Mowing pasture in front of the cows is an excellent daily tool to keep the pasture in top quality. In most years once is enough. This year however most farms in the UK are battling surplus grass & struggling to maintain quality. The quality of pasture being grazed is a direct result of the residual left last grazing. The tighter the residual (1500kgsDM/ha) the better the subsequent quality for milking cows.
The residual must be hard grazed everytime. If that's not possible mowing in front is a good option. It leaves the pasture nice & short, reduces the bloat risk & cows adapt quickly. However it costs money to run the tractor.....so I'm hestitant to recommend a second mowing. Almost every farm I've seen this week needs to regain control so the best option after taking quick cuts of bale silage is to mow again. What's your Pasture Wedge Graph telling you?
In 1975 I invented the term "Pasture Wedge". I was trying to describe the quantity of pasture feed a dairy farm had available at any one time. I thought we needed a simple picture....a little like a silage clamp....a visual picture. I was working with several dairy farm Discussion Groups near Matamata NZ. Little did I nor the late Des Clayton, (a scientist from NZ's Ruakura Research) who I was working with at the time, realise that this concept would be used all around the world by pasture based dairy farmers are they strive for better pasture utilization.
So often it's simple concepts that stick!
I take enormous personal pride that the 'pasture wedge concept' is now a world wide concept used by thinking dairy farmers everywhere. Imagine my joy on coming to the UK 8 years ago to hear progressive farmers talk about the "Magic Spring Day" another 1975 Matamata term that has travelled the world.

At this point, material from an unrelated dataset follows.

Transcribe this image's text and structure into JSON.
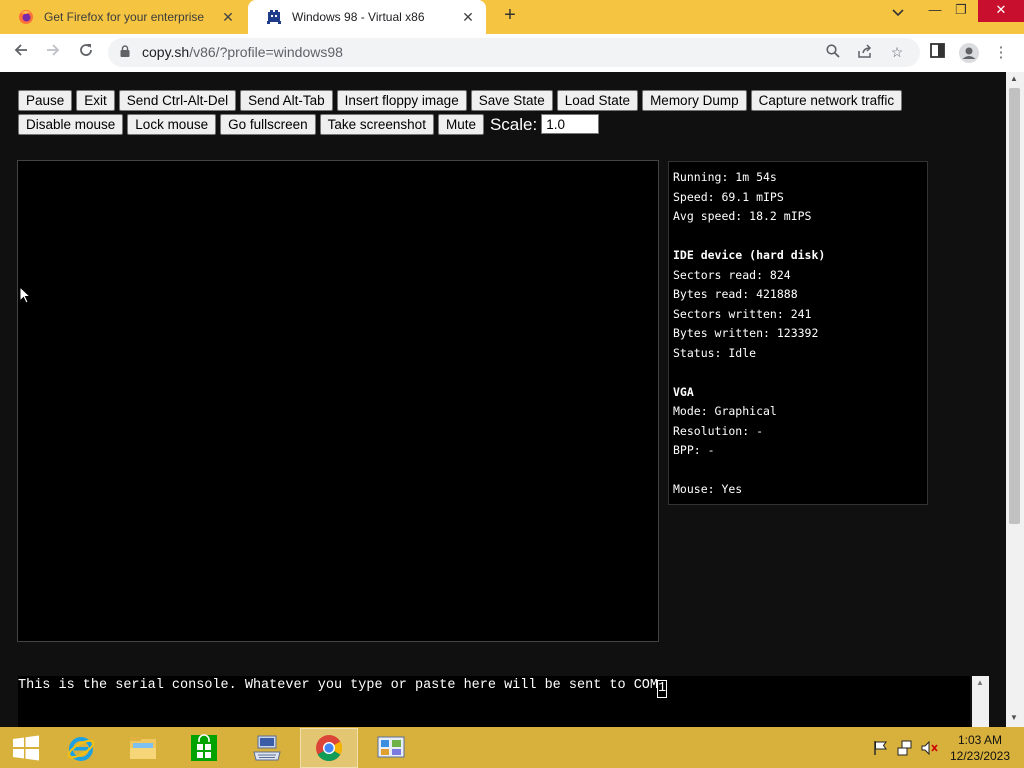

The development of the Pasture Wedge Graph a simple excel spreadsheet could almost be described as a giant leap forward for dairy farmers. Now farmers can get control & keep control of their lowest cost input....pasture.
I see that the pasture wedge graph has made it to the USA too.....isnt that fantastic!. http://plantsci.missouri.edu/grazingwedge/ Talking USA here's a grazing website thats worth visiting too. http://www.prograsstinators.com/ A great example of a progressive pasture based dairyfarm Discussion Group.